#### SOURCE INFORMATION:
▼▼▼

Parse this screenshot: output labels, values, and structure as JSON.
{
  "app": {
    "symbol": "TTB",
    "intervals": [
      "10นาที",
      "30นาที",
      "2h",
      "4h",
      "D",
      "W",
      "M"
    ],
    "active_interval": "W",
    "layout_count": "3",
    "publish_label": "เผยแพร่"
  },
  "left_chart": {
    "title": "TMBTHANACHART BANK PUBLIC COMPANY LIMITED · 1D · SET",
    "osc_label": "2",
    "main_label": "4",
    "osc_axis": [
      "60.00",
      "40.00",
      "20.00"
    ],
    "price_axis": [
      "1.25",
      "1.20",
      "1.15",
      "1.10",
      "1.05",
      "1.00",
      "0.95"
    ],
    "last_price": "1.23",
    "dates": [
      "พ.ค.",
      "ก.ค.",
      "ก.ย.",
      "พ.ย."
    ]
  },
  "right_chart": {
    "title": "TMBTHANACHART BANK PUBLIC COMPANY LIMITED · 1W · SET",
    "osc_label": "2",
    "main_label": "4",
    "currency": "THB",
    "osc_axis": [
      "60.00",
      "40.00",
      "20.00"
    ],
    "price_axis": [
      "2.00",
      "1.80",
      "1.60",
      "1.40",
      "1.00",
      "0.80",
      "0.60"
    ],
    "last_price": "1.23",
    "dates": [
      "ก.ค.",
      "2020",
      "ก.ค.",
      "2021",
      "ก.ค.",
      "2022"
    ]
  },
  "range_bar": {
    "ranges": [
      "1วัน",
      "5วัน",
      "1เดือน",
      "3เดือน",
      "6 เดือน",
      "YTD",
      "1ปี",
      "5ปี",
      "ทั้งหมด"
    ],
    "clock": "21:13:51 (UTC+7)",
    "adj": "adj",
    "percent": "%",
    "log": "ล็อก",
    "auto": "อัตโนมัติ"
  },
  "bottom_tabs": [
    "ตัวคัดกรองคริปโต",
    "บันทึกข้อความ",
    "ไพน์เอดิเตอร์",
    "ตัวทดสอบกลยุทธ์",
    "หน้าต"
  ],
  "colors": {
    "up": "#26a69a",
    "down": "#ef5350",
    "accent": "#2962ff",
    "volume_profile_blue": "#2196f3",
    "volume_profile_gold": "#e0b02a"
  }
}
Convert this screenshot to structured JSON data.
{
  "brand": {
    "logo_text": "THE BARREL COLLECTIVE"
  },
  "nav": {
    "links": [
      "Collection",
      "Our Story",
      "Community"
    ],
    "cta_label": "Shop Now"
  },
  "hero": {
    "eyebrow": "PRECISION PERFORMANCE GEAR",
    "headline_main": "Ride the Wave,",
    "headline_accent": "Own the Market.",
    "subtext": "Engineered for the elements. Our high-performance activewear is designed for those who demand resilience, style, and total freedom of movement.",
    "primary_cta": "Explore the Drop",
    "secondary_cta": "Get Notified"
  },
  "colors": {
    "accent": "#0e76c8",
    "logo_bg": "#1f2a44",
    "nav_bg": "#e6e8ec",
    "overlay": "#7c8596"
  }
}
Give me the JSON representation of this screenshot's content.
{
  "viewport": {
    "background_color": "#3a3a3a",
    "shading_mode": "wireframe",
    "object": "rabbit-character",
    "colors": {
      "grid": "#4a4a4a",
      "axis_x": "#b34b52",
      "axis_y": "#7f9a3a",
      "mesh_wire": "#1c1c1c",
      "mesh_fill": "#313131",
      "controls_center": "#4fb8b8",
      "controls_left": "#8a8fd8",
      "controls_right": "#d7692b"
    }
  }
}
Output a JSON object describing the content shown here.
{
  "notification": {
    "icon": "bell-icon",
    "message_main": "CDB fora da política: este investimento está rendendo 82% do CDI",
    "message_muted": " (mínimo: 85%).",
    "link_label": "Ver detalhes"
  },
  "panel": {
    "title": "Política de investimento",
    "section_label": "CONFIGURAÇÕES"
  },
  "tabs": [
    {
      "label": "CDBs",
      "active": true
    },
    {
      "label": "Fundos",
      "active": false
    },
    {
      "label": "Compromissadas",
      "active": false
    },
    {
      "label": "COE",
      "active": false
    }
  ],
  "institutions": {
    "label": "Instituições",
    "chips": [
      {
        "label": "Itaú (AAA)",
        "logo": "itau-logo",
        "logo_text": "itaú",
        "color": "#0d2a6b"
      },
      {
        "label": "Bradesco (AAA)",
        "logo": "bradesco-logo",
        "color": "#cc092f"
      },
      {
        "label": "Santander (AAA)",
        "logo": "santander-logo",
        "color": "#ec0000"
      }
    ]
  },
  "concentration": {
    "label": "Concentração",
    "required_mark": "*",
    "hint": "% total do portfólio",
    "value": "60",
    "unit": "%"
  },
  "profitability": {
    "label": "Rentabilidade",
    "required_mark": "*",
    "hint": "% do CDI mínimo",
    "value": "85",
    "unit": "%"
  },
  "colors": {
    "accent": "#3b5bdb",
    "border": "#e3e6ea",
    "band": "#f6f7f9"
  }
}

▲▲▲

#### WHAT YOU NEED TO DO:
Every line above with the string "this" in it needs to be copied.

#### TASK SOLUTION:
Parse this screenshot: output labels, values, and structure as JSON.
Convert this screenshot to structured JSON data.
Give me the JSON representation of this screenshot's content.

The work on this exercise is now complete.